Citation: Li J, Ma W, Zhang M, Wang P, Liu Y and Ma S (2021) Know Yourself: Physical and Psychological Self-Awareness With Lifelog. Front. Digit. Health 3:676824. doi: 10.3389/fdgth.2021.676824

Received: 06 March 2021; Accepted: 09 July 2021;
Published: 11 August 2021.

Edited by:

Cathal Gurrin, Dublin City University, Ireland

Reviewed by:

Xia Jing, Clemson University, United States
Duc Tien Dang Nguyen, University of Bergen, Norway

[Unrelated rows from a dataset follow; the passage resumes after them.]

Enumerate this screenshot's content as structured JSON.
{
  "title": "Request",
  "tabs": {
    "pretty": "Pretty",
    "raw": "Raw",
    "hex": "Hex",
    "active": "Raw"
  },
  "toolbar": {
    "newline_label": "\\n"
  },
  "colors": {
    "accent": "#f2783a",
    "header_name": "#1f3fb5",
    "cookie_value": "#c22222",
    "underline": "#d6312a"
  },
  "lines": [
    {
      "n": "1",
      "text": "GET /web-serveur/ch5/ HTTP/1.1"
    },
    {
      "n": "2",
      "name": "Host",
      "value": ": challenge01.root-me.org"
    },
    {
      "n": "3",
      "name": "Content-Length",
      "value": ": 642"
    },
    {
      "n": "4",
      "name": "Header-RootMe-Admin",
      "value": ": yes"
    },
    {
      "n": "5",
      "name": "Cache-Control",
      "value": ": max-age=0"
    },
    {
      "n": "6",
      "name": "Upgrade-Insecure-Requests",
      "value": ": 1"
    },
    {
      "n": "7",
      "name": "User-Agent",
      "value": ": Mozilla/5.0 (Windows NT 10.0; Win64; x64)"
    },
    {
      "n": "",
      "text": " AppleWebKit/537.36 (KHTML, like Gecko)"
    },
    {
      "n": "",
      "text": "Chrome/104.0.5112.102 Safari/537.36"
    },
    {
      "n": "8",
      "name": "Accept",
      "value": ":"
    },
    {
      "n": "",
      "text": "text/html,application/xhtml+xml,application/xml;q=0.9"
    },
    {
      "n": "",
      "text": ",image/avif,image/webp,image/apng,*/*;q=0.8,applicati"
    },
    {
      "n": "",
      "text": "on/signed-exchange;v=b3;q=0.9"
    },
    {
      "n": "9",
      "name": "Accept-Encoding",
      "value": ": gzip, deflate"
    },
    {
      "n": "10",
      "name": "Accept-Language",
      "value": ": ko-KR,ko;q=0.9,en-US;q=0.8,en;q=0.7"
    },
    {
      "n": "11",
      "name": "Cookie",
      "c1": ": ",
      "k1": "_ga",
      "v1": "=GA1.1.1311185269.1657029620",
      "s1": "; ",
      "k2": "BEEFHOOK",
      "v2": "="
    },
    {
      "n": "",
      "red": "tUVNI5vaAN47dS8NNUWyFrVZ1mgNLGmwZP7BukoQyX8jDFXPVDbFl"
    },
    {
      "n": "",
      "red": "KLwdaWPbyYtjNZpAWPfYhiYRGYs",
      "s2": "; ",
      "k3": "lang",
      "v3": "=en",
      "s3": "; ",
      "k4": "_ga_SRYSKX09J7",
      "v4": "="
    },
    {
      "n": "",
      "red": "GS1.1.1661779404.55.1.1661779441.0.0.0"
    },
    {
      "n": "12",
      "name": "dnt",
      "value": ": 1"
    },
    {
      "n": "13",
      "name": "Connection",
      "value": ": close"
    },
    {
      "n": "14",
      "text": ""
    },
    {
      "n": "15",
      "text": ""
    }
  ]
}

Copyright © 2021 Li, Ma, Zhang, Wang, Liu and Ma. This is an open-access article distributed under the terms of the Creative Commons Attribution License (CC BY). The use, distribution or reproduction in other forums is permitted, provided the original author(s) and the copyright owner(s) are credited and that the original publication in this journal is cited, in accordance with accepted academic practice. No use, distribution or reproduction is permitted which does not comply with these terms.

*Correspondence: Min Zhang,

Disclaimer: All claims expressed in this article are solely those of the authors and do not necessarily represent those of their affiliated organizations, or those of the publisher, the editors and the reviewers. Any product that may be evaluated in this article or claim that may be made by its manufacturer is not guaranteed or endorsed by the publisher.